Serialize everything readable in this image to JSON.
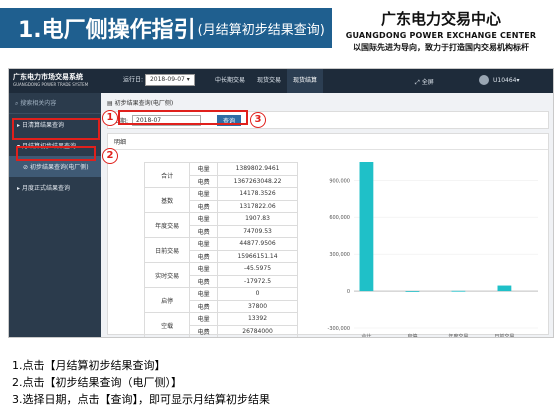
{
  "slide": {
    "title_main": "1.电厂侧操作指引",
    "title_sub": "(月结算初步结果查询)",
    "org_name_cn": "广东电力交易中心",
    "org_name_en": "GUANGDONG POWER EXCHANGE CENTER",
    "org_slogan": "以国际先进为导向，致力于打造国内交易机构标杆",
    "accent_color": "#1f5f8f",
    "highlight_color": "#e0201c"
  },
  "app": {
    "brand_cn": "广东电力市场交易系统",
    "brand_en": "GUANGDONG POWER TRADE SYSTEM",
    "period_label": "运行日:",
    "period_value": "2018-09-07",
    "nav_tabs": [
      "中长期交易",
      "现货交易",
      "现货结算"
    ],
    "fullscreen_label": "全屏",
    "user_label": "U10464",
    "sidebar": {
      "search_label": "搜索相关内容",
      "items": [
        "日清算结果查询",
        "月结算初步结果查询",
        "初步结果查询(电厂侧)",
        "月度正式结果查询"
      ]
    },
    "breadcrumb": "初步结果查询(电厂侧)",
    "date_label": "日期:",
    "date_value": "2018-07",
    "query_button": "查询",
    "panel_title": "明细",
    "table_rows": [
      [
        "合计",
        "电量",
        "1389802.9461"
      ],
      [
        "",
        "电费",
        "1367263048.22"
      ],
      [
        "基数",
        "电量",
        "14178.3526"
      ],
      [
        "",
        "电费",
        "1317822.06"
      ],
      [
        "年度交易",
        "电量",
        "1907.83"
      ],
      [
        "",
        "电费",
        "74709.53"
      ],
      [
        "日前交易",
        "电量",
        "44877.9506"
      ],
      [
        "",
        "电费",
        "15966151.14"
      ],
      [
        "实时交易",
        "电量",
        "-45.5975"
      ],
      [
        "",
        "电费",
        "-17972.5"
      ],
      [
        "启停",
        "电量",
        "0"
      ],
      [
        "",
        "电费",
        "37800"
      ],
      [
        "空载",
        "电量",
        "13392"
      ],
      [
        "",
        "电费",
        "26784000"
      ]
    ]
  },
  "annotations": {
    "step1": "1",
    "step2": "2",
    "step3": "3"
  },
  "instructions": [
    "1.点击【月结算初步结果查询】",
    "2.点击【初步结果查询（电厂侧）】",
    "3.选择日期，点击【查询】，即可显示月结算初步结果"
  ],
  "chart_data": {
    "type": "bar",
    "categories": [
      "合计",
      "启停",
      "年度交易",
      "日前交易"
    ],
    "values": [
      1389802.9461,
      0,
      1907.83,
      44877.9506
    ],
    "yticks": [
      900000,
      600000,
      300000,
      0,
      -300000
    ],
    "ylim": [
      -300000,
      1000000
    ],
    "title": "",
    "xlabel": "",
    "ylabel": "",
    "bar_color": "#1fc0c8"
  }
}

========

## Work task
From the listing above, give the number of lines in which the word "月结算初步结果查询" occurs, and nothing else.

## Expected answer
3